### What you need to do
In the entries below, count every line that has the string "Core", and answer with that count alone.

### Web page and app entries
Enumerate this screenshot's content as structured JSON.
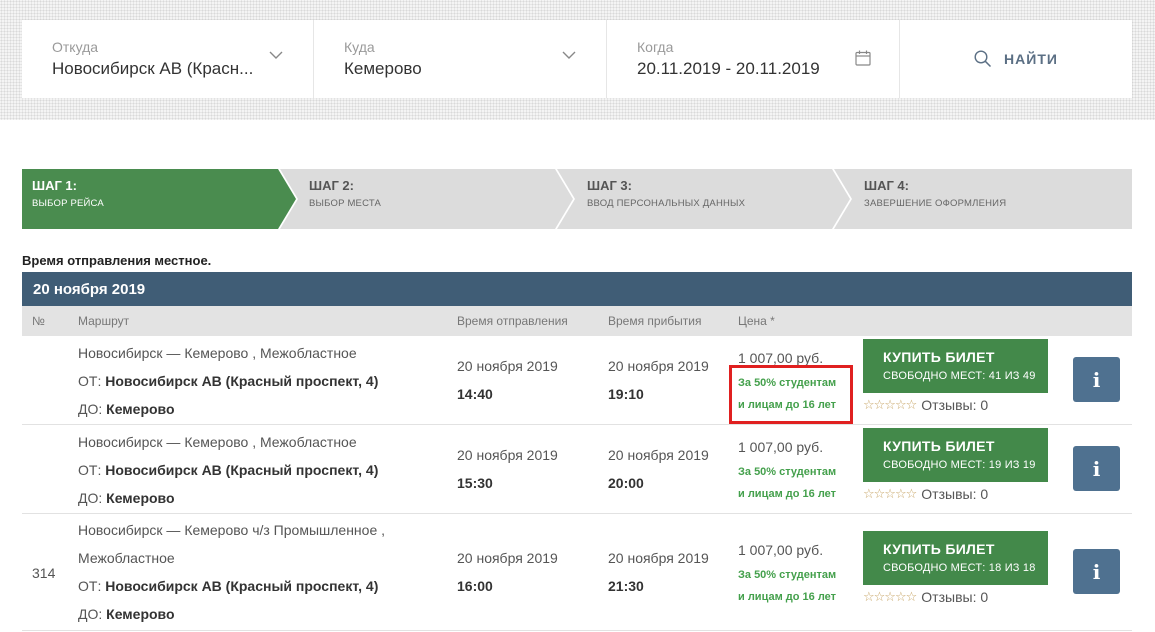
{
  "search": {
    "from": {
      "label": "Откуда",
      "value": "Новосибирск АВ (Красн..."
    },
    "to": {
      "label": "Куда",
      "value": "Кемерово"
    },
    "when": {
      "label": "Когда",
      "value": "20.11.2019 - 20.11.2019"
    },
    "find_label": "НАЙТИ"
  },
  "steps": [
    {
      "title": "ШАГ 1:",
      "subtitle": "ВЫБОР РЕЙСА",
      "active": true
    },
    {
      "title": "ШАГ 2:",
      "subtitle": "ВЫБОР МЕСТА",
      "active": false
    },
    {
      "title": "ШАГ 3:",
      "subtitle": "ВВОД ПЕРСОНАЛЬНЫХ ДАННЫХ",
      "active": false
    },
    {
      "title": "ШАГ 4:",
      "subtitle": "ЗАВЕРШЕНИЕ ОФОРМЛЕНИЯ",
      "active": false
    }
  ],
  "note": "Время отправления местное.",
  "date_header": "20 ноября 2019",
  "columns": {
    "num": "№",
    "route": "Маршрут",
    "departure": "Время отправления",
    "arrival": "Время прибытия",
    "price": "Цена *"
  },
  "common": {
    "from_prefix": "ОТ:",
    "to_prefix": "ДО:",
    "promo_line1": "За 50% студентам",
    "promo_line2": "и лицам до 16 лет",
    "buy_label": "КУПИТЬ БИЛЕТ",
    "reviews_label": "Отзывы: 0",
    "stars": "☆☆☆☆☆",
    "info_icon": "i"
  },
  "trips": [
    {
      "num": "",
      "route_name": "Новосибирск — Кемерово , Межобластное",
      "from_station": "Новосибирск АВ (Красный проспект, 4)",
      "to_station": "Кемерово",
      "dep_date": "20 ноября 2019",
      "dep_time": "14:40",
      "arr_date": "20 ноября 2019",
      "arr_time": "19:10",
      "price": "1 007,00 руб.",
      "seats": "СВОБОДНО МЕСТ: 41 ИЗ 49"
    },
    {
      "num": "",
      "route_name": "Новосибирск — Кемерово , Межобластное",
      "from_station": "Новосибирск АВ (Красный проспект, 4)",
      "to_station": "Кемерово",
      "dep_date": "20 ноября 2019",
      "dep_time": "15:30",
      "arr_date": "20 ноября 2019",
      "arr_time": "20:00",
      "price": "1 007,00 руб.",
      "seats": "СВОБОДНО МЕСТ: 19 ИЗ 19"
    },
    {
      "num": "314",
      "route_name_line1": "Новосибирск — Кемерово ч/з Промышленное ,",
      "route_name_line2": "Межобластное",
      "from_station": "Новосибирск АВ (Красный проспект, 4)",
      "to_station": "Кемерово",
      "dep_date": "20 ноября 2019",
      "dep_time": "16:00",
      "arr_date": "20 ноября 2019",
      "arr_time": "21:30",
      "price": "1 007,00 руб.",
      "seats": "СВОБОДНО МЕСТ: 18 ИЗ 18"
    }
  ],
  "colors": {
    "step_active": "#4a8c4f",
    "step_inactive": "#dcdcdc",
    "header_band": "#405d76",
    "buy_button": "#43894a",
    "info_button": "#4f7190",
    "promo_text": "#44a04c",
    "highlight": "#e02020"
  }
}
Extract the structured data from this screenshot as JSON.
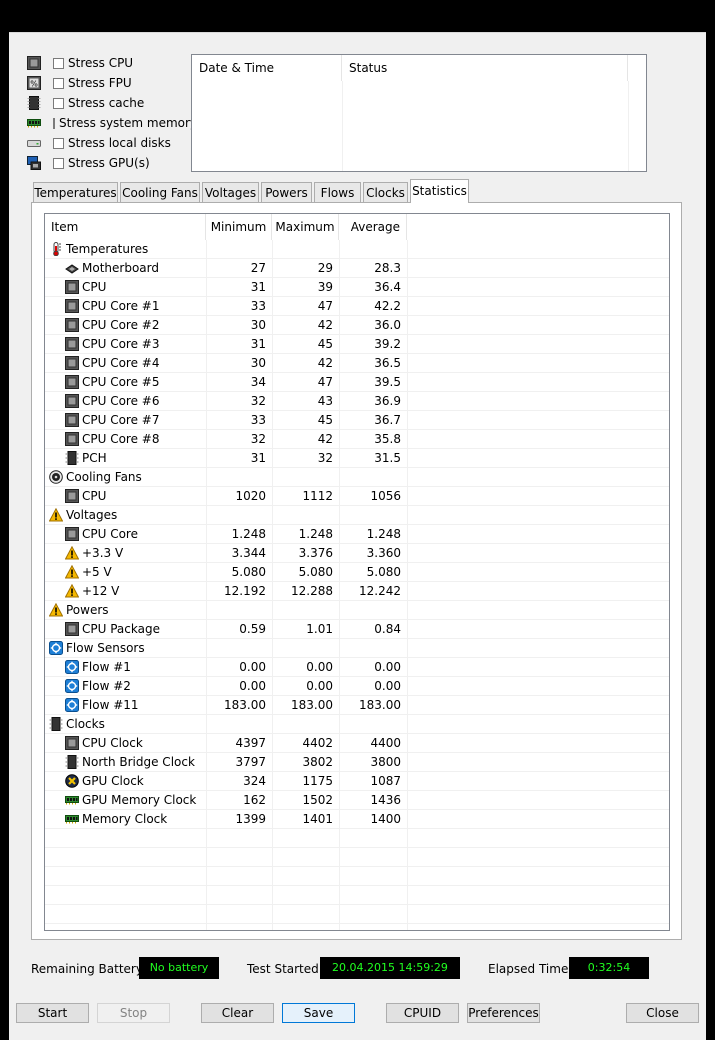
{
  "stress_options": [
    {
      "label": "Stress CPU",
      "icon": "cpu-chip-icon",
      "checked": false
    },
    {
      "label": "Stress FPU",
      "icon": "fpu-icon",
      "checked": false
    },
    {
      "label": "Stress cache",
      "icon": "cache-chip-icon",
      "checked": false
    },
    {
      "label": "Stress system memory",
      "icon": "memory-module-icon",
      "checked": false
    },
    {
      "label": "Stress local disks",
      "icon": "disk-drive-icon",
      "checked": false
    },
    {
      "label": "Stress GPU(s)",
      "icon": "gpu-monitor-icon",
      "checked": false
    }
  ],
  "log": {
    "col_datetime": "Date & Time",
    "col_status": "Status"
  },
  "tabs": [
    {
      "label": "Temperatures"
    },
    {
      "label": "Cooling Fans"
    },
    {
      "label": "Voltages"
    },
    {
      "label": "Powers"
    },
    {
      "label": "Flows"
    },
    {
      "label": "Clocks"
    },
    {
      "label": "Statistics",
      "active": true
    }
  ],
  "stats": {
    "headers": {
      "item": "Item",
      "min": "Minimum",
      "max": "Maximum",
      "avg": "Average"
    },
    "rows": [
      {
        "type": "cat",
        "icon": "thermometer-icon",
        "label": "Temperatures"
      },
      {
        "type": "sub",
        "icon": "motherboard-icon",
        "label": "Motherboard",
        "min": "27",
        "max": "29",
        "avg": "28.3"
      },
      {
        "type": "sub",
        "icon": "cpu-chip-icon",
        "label": "CPU",
        "min": "31",
        "max": "39",
        "avg": "36.4"
      },
      {
        "type": "sub",
        "icon": "cpu-chip-icon",
        "label": "CPU Core #1",
        "min": "33",
        "max": "47",
        "avg": "42.2"
      },
      {
        "type": "sub",
        "icon": "cpu-chip-icon",
        "label": "CPU Core #2",
        "min": "30",
        "max": "42",
        "avg": "36.0"
      },
      {
        "type": "sub",
        "icon": "cpu-chip-icon",
        "label": "CPU Core #3",
        "min": "31",
        "max": "45",
        "avg": "39.2"
      },
      {
        "type": "sub",
        "icon": "cpu-chip-icon",
        "label": "CPU Core #4",
        "min": "30",
        "max": "42",
        "avg": "36.5"
      },
      {
        "type": "sub",
        "icon": "cpu-chip-icon",
        "label": "CPU Core #5",
        "min": "34",
        "max": "47",
        "avg": "39.5"
      },
      {
        "type": "sub",
        "icon": "cpu-chip-icon",
        "label": "CPU Core #6",
        "min": "32",
        "max": "43",
        "avg": "36.9"
      },
      {
        "type": "sub",
        "icon": "cpu-chip-icon",
        "label": "CPU Core #7",
        "min": "33",
        "max": "45",
        "avg": "36.7"
      },
      {
        "type": "sub",
        "icon": "cpu-chip-icon",
        "label": "CPU Core #8",
        "min": "32",
        "max": "42",
        "avg": "35.8"
      },
      {
        "type": "sub",
        "icon": "pch-chip-icon",
        "label": "PCH",
        "min": "31",
        "max": "32",
        "avg": "31.5"
      },
      {
        "type": "cat",
        "icon": "fan-icon",
        "label": "Cooling Fans"
      },
      {
        "type": "sub",
        "icon": "cpu-chip-icon",
        "label": "CPU",
        "min": "1020",
        "max": "1112",
        "avg": "1056"
      },
      {
        "type": "cat",
        "icon": "warning-voltage-icon",
        "label": "Voltages"
      },
      {
        "type": "sub",
        "icon": "cpu-chip-icon",
        "label": "CPU Core",
        "min": "1.248",
        "max": "1.248",
        "avg": "1.248"
      },
      {
        "type": "sub",
        "icon": "warning-voltage-icon",
        "label": "+3.3 V",
        "min": "3.344",
        "max": "3.376",
        "avg": "3.360"
      },
      {
        "type": "sub",
        "icon": "warning-voltage-icon",
        "label": "+5 V",
        "min": "5.080",
        "max": "5.080",
        "avg": "5.080"
      },
      {
        "type": "sub",
        "icon": "warning-voltage-icon",
        "label": "+12 V",
        "min": "12.192",
        "max": "12.288",
        "avg": "12.242"
      },
      {
        "type": "cat",
        "icon": "warning-voltage-icon",
        "label": "Powers"
      },
      {
        "type": "sub",
        "icon": "cpu-chip-icon",
        "label": "CPU Package",
        "min": "0.59",
        "max": "1.01",
        "avg": "0.84"
      },
      {
        "type": "cat",
        "icon": "flow-sensor-icon",
        "label": "Flow Sensors"
      },
      {
        "type": "sub",
        "icon": "flow-sensor-icon",
        "label": "Flow #1",
        "min": "0.00",
        "max": "0.00",
        "avg": "0.00"
      },
      {
        "type": "sub",
        "icon": "flow-sensor-icon",
        "label": "Flow #2",
        "min": "0.00",
        "max": "0.00",
        "avg": "0.00"
      },
      {
        "type": "sub",
        "icon": "flow-sensor-icon",
        "label": "Flow #11",
        "min": "183.00",
        "max": "183.00",
        "avg": "183.00"
      },
      {
        "type": "cat",
        "icon": "pch-chip-icon",
        "label": "Clocks"
      },
      {
        "type": "sub",
        "icon": "cpu-chip-icon",
        "label": "CPU Clock",
        "min": "4397",
        "max": "4402",
        "avg": "4400"
      },
      {
        "type": "sub",
        "icon": "pch-chip-icon",
        "label": "North Bridge Clock",
        "min": "3797",
        "max": "3802",
        "avg": "3800"
      },
      {
        "type": "sub",
        "icon": "gpu-x-icon",
        "label": "GPU Clock",
        "min": "324",
        "max": "1175",
        "avg": "1087"
      },
      {
        "type": "sub",
        "icon": "memory-module-icon",
        "label": "GPU Memory Clock",
        "min": "162",
        "max": "1502",
        "avg": "1436"
      },
      {
        "type": "sub",
        "icon": "memory-module-icon",
        "label": "Memory Clock",
        "min": "1399",
        "max": "1401",
        "avg": "1400"
      }
    ],
    "empty_rows": 5
  },
  "footer": {
    "battery_label": "Remaining Battery:",
    "battery_value": "No battery",
    "started_label": "Test Started:",
    "started_value": "20.04.2015 14:59:29",
    "elapsed_label": "Elapsed Time:",
    "elapsed_value": "0:32:54"
  },
  "buttons": {
    "start": "Start",
    "stop": "Stop",
    "clear": "Clear",
    "save": "Save",
    "cpuid": "CPUID",
    "preferences": "Preferences",
    "close": "Close"
  },
  "colors": {
    "display_bg": "#000000",
    "display_text": "#20ff20",
    "focus_border": "#0078d7"
  }
}
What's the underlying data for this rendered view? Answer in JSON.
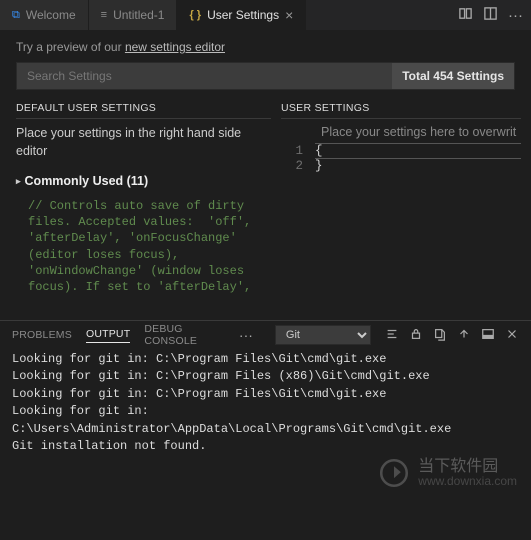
{
  "tabs": {
    "welcome": "Welcome",
    "untitled": "Untitled-1",
    "settings": "User Settings"
  },
  "preview": {
    "prefix": "Try a preview of our ",
    "link": "new settings editor"
  },
  "search": {
    "placeholder": "Search Settings",
    "count": "Total 454 Settings"
  },
  "left": {
    "header": "DEFAULT USER SETTINGS",
    "hint": "Place your settings in the right hand side editor",
    "group": "Commonly Used (11)",
    "comment": "// Controls auto save of dirty\nfiles. Accepted values:  'off',\n'afterDelay', 'onFocusChange'\n(editor loses focus),\n'onWindowChange' (window loses\nfocus). If set to 'afterDelay',"
  },
  "right": {
    "header": "USER SETTINGS",
    "hint": "Place your settings here to overwrit",
    "line1": "{",
    "line2": "}",
    "ln1": "1",
    "ln2": "2"
  },
  "panel": {
    "tabs": {
      "problems": "PROBLEMS",
      "output": "OUTPUT",
      "debug": "DEBUG CONSOLE"
    },
    "more": "···",
    "select_value": "Git",
    "body": "Looking for git in: C:\\Program Files\\Git\\cmd\\git.exe\nLooking for git in: C:\\Program Files (x86)\\Git\\cmd\\git.exe\nLooking for git in: C:\\Program Files\\Git\\cmd\\git.exe\nLooking for git in:\nC:\\Users\\Administrator\\AppData\\Local\\Programs\\Git\\cmd\\git.exe\nGit installation not found."
  },
  "watermark": {
    "main": "当下软件园",
    "sub": "www.downxia.com"
  }
}
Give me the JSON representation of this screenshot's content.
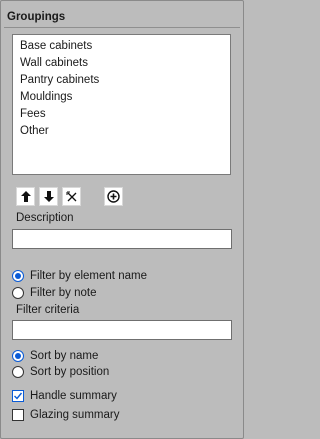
{
  "groupings": {
    "title": "Groupings",
    "items": [
      "Base cabinets",
      "Wall cabinets",
      "Pantry cabinets",
      "Mouldings",
      "Fees",
      "Other"
    ]
  },
  "toolbar": {
    "up_icon": "arrow-up-icon",
    "down_icon": "arrow-down-icon",
    "delete_icon": "delete-x-icon",
    "add_icon": "plus-circle-icon"
  },
  "description": {
    "label": "Description",
    "value": ""
  },
  "filter_mode": {
    "options": [
      "Filter by element name",
      "Filter by note"
    ],
    "selected": "Filter by element name"
  },
  "filter_criteria": {
    "label": "Filter criteria",
    "value": ""
  },
  "sort_mode": {
    "options": [
      "Sort by name",
      "Sort by position"
    ],
    "selected": "Sort by name"
  },
  "summaries": {
    "handle": {
      "label": "Handle summary",
      "checked": true
    },
    "glazing": {
      "label": "Glazing summary",
      "checked": false
    }
  },
  "colors": {
    "accent": "#0a5bd6",
    "panel_bg": "#bcbcbc"
  }
}
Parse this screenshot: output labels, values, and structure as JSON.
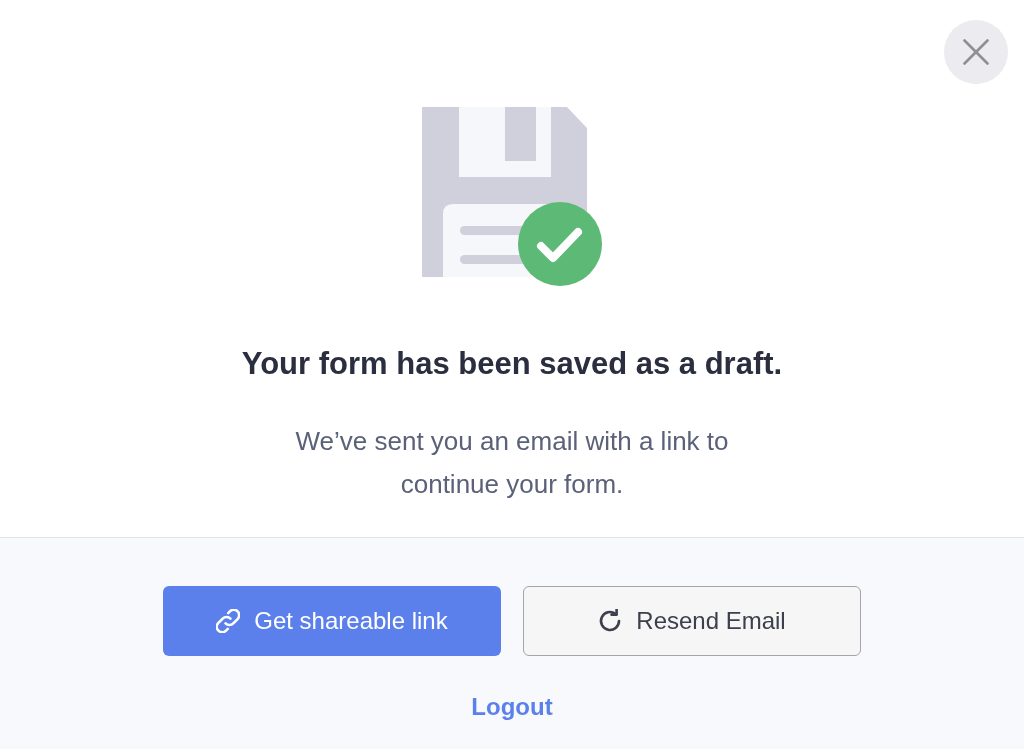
{
  "dialog": {
    "heading": "Your form has been saved as a draft.",
    "message": "We’ve sent you an email with a link to continue your form."
  },
  "actions": [
    {
      "kind": "primary",
      "label": "Get shareable link"
    },
    {
      "kind": "outline",
      "label": "Resend Email"
    }
  ],
  "footer_link": {
    "label": "Logout"
  }
}
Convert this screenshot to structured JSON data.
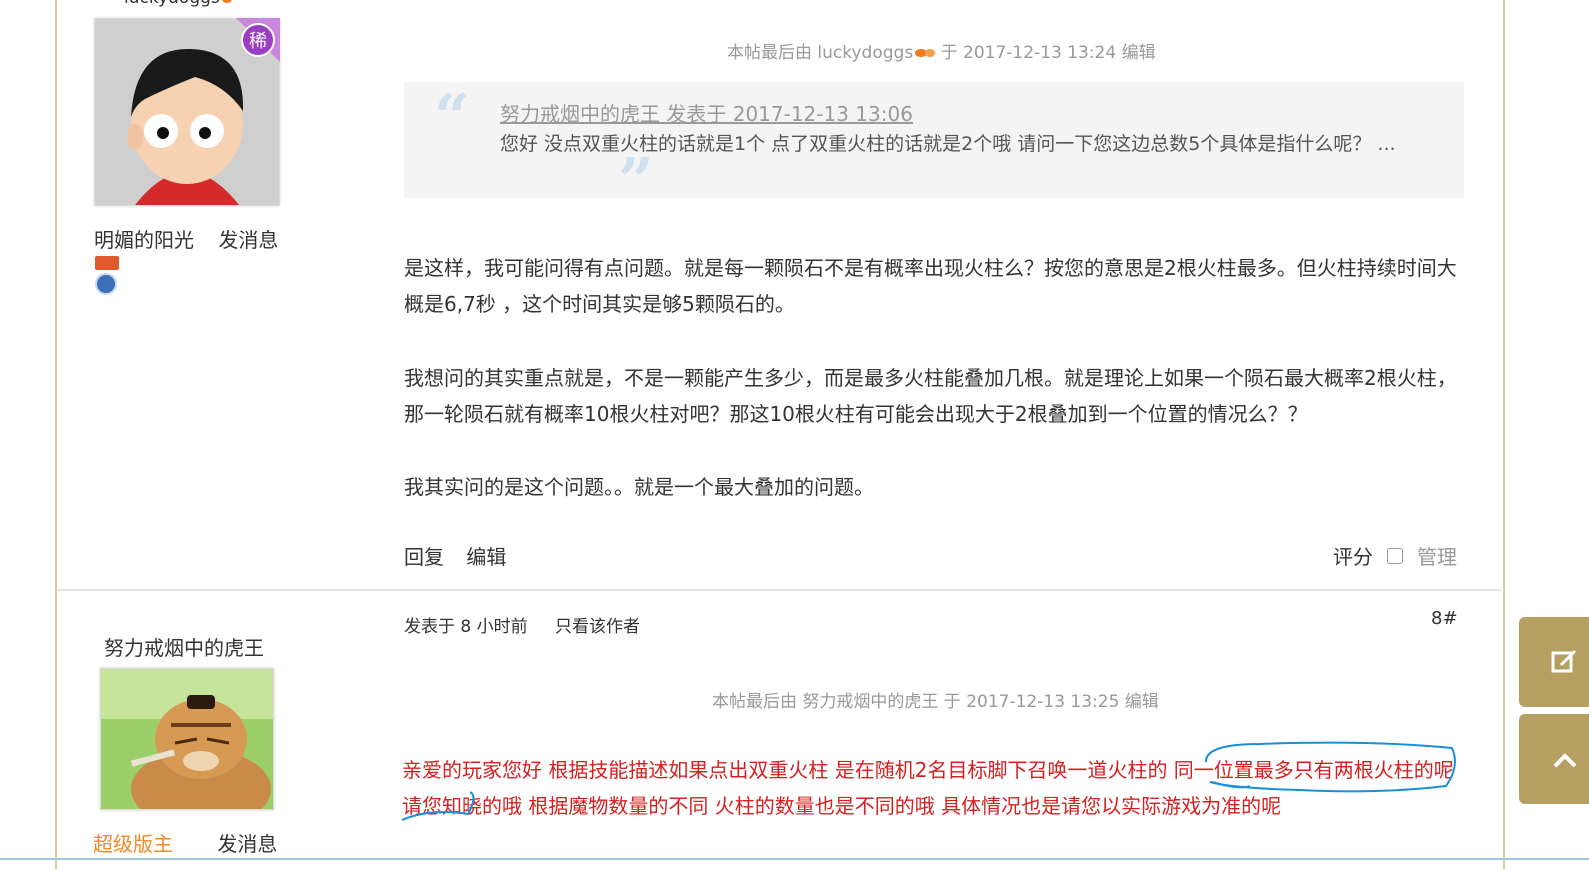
{
  "post1": {
    "author_top_name": "luckydoggs",
    "rare_badge_char": "稀",
    "author_name": "明媚的阳光",
    "send_msg": "发消息",
    "edit_note": {
      "prefix": "本帖最后由",
      "user": "luckydoggs",
      "rest": "于 2017-12-13 13:24 编辑"
    },
    "quote": {
      "head": "努力戒烟中的虎王 发表于 2017-12-13 13:06",
      "body": "您好 没点双重火柱的话就是1个  点了双重火柱的话就是2个哦 请问一下您这边总数5个具体是指什么呢？ ..."
    },
    "paragraphs": [
      "是这样，我可能问得有点问题。就是每一颗陨石不是有概率出现火柱么？按您的意思是2根火柱最多。但火柱持续时间大概是6,7秒 ，这个时间其实是够5颗陨石的。",
      "我想问的其实重点就是，不是一颗能产生多少，而是最多火柱能叠加几根。就是理论上如果一个陨石最大概率2根火柱，那一轮陨石就有概率10根火柱对吧？那这10根火柱有可能会出现大于2根叠加到一个位置的情况么？？",
      "我其实问的是这个问题。。就是一个最大叠加的问题。"
    ],
    "actions": {
      "reply": "回复",
      "edit": "编辑",
      "rate": "评分",
      "manage": "管理"
    }
  },
  "post2": {
    "author_name": "努力戒烟中的虎王",
    "role": "超级版主",
    "send_msg": "发消息",
    "posted_at": "发表于 8 小时前",
    "only_author": "只看该作者",
    "floor": "8#",
    "edit_note": "本帖最后由 努力戒烟中的虎王 于 2017-12-13 13:25 编辑",
    "reply_text": "亲爱的玩家您好  根据技能描述如果点出双重火柱 是在随机2名目标脚下召唤一道火柱的  同一位置最多只有两根火柱的呢 请您知晓的哦 根据魔物数量的不同  火柱的数量也是不同的哦 具体情况也是请您以实际游戏为准的呢"
  },
  "colors": {
    "reply_red": "#d42020",
    "annotation_blue": "#1a8fd6",
    "gold_border": "#d8cfa6",
    "float_btn": "#b5a062",
    "role_orange": "#f08a24"
  },
  "float_buttons": [
    "edit-icon",
    "scroll-top-icon"
  ]
}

### Result of this task
9